Image: By Faber & Gwyer – From Faber and Faber’s T. S. Elliot collection on Flickr, Public Domain, https://commons.wikimedia.org
THE ART AND SCANDALOUS LIVES OF THE BLOOMSBURY GROUP
The art of the three main ‘Bloomsbury’ artists (Duncan Grant, Vanessa Bell and Roger Fry) cannot be separated from their extraordinary lives. They, along with their literary and other intellectual companions (Virginia Woolf, Lytton Strachey and John Maynard Keynes, amongst others) were part of a movement, the popular name for which became widely used only after the death of around half its members.
Lecturer and Guide at Tate Britain and Tate Modern, and for Tate on cruises. Lecturer at Dulwich Picture Gallery and scriptwriter for the Living Paintings Trust (art for the blind and partially-sighted). Lecturer can provide digital projector if required.
Image: by Unknown photographer, vintage snapshot print, July 1915
WHEN BRITAIN CLICKED – FAB PHOTOS FROM THE SWINGING SIXTIES
British photography enjoyed a golden age in the 1960s. Young, talented newcomers broke out of the conventional studio to revolutionise perceptions of fashion, portraiture and popular culture. This lecture looks at a range of superb images from photographers such as David Bailey, Terence Donovan, Lewis Morley, Tony RayJones and Jane Bown.

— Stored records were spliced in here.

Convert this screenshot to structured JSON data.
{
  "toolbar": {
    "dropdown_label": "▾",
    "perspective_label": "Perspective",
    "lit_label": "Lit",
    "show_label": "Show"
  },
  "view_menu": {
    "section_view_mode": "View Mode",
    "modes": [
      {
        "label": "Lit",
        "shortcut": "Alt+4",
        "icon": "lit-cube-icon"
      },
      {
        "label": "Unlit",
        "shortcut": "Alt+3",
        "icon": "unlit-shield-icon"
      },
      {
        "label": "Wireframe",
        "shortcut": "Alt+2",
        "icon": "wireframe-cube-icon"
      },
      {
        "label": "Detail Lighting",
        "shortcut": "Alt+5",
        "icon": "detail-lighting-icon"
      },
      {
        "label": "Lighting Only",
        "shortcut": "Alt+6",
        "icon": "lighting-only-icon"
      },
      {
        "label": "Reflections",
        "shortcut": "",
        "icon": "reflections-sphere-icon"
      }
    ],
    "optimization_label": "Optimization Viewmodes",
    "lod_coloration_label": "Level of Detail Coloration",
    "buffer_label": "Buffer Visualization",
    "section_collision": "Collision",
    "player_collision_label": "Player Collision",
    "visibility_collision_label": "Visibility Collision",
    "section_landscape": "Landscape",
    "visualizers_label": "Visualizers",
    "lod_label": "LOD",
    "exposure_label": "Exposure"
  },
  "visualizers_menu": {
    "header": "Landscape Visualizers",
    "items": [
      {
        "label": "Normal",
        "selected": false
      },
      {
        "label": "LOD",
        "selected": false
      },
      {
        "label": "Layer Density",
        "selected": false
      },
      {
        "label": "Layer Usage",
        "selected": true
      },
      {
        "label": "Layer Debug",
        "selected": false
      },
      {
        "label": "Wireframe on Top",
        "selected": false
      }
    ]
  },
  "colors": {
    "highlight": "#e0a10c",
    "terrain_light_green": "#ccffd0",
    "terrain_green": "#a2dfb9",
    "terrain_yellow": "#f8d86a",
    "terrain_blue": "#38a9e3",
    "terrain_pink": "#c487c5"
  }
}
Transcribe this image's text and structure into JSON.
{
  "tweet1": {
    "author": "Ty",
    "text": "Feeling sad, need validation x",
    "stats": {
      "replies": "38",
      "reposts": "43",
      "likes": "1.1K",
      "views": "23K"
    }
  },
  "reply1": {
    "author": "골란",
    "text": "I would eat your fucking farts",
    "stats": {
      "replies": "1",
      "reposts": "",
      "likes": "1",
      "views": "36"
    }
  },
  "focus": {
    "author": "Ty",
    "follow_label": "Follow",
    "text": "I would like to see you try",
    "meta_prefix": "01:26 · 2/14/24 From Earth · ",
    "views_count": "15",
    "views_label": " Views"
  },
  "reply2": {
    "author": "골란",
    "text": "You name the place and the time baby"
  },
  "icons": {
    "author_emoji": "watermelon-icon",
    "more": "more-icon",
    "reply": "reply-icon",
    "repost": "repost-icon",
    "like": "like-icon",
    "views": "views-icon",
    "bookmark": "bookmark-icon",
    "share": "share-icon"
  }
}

His chief interests lie in photography, architecture and history and he combines all three in his lecturing career. He has taught at University College London, since 1997 and became a NADFAS lecturer in 2003. He is a member of the Association for Historical and Fine Art Photography and an exhibition of his own photographs has been staged at UCL. In an attempt to gain a deeper understanding of the skills of some great photographers of the past, he has begun to work with a pre-War Leica camera, as used by his great hero, Henri Cartier-Bresson, and many others.